======== Records provided ========
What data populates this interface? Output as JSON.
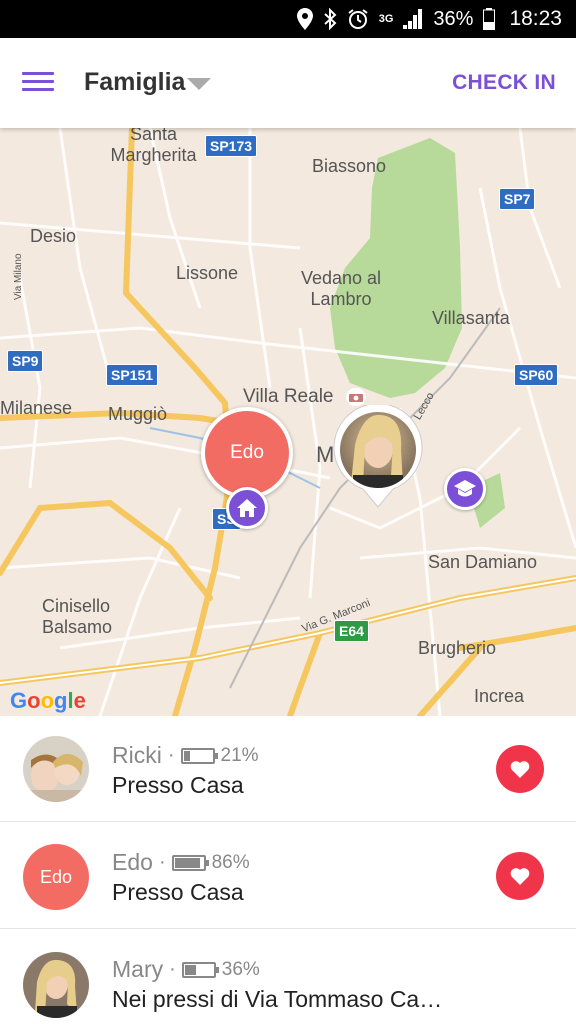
{
  "status_bar": {
    "signal_type": "3G",
    "battery": "36%",
    "time": "18:23"
  },
  "app_bar": {
    "group_name": "Famiglia",
    "check_in_label": "CHECK IN"
  },
  "map": {
    "places": [
      "Santa Margherita",
      "Biassono",
      "Desio",
      "Lissone",
      "Vedano al Lambro",
      "Villasanta",
      "Milanese",
      "Muggiò",
      "Villa Reale",
      "M",
      "San Damiano",
      "Cinisello Balsamo",
      "Brugherio",
      "Increa",
      "Via Milano",
      "Via G. Marconi",
      "Lecco"
    ],
    "roads": [
      "SP173",
      "SP7",
      "SP9",
      "SP151",
      "SP60",
      "SS",
      "E64"
    ],
    "google_logo": "Google",
    "edo_pin_label": "Edo"
  },
  "members": [
    {
      "name": "Ricki",
      "battery": "21%",
      "battery_level": 0.21,
      "status": "Presso Casa"
    },
    {
      "name": "Edo",
      "battery": "86%",
      "battery_level": 0.86,
      "status": "Presso Casa",
      "initial": "Edo"
    },
    {
      "name": "Mary",
      "battery": "36%",
      "battery_level": 0.36,
      "status": "Nei pressi di Via Tommaso Ca…"
    }
  ],
  "colors": {
    "accent": "#7b4fd6",
    "edo": "#f26c64",
    "heart": "#f0354a",
    "park": "#a8d18d"
  }
}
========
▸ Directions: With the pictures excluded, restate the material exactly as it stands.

▸ Exercise answer:
What data populates this interface? Output as JSON.
{
  "status_bar": {
    "signal_type": "3G",
    "battery": "36%",
    "time": "18:23"
  },
  "app_bar": {
    "group_name": "Famiglia",
    "check_in_label": "CHECK IN"
  },
  "map": {
    "places": [
      "Santa Margherita",
      "Biassono",
      "Desio",
      "Lissone",
      "Vedano al Lambro",
      "Villasanta",
      "Milanese",
      "Muggiò",
      "Villa Reale",
      "M",
      "San Damiano",
      "Cinisello Balsamo",
      "Brugherio",
      "Increa",
      "Via Milano",
      "Via G. Marconi",
      "Lecco"
    ],
    "roads": [
      "SP173",
      "SP7",
      "SP9",
      "SP151",
      "SP60",
      "SS",
      "E64"
    ],
    "google_logo": "Google",
    "edo_pin_label": "Edo"
  },
  "members": [
    {
      "name": "Ricki",
      "battery": "21%",
      "battery_level": 0.21,
      "status": "Presso Casa"
    },
    {
      "name": "Edo",
      "battery": "86%",
      "battery_level": 0.86,
      "status": "Presso Casa",
      "initial": "Edo"
    },
    {
      "name": "Mary",
      "battery": "36%",
      "battery_level": 0.36,
      "status": "Nei pressi di Via Tommaso Ca…"
    }
  ],
  "colors": {
    "accent": "#7b4fd6",
    "edo": "#f26c64",
    "heart": "#f0354a",
    "park": "#a8d18d"
  }
}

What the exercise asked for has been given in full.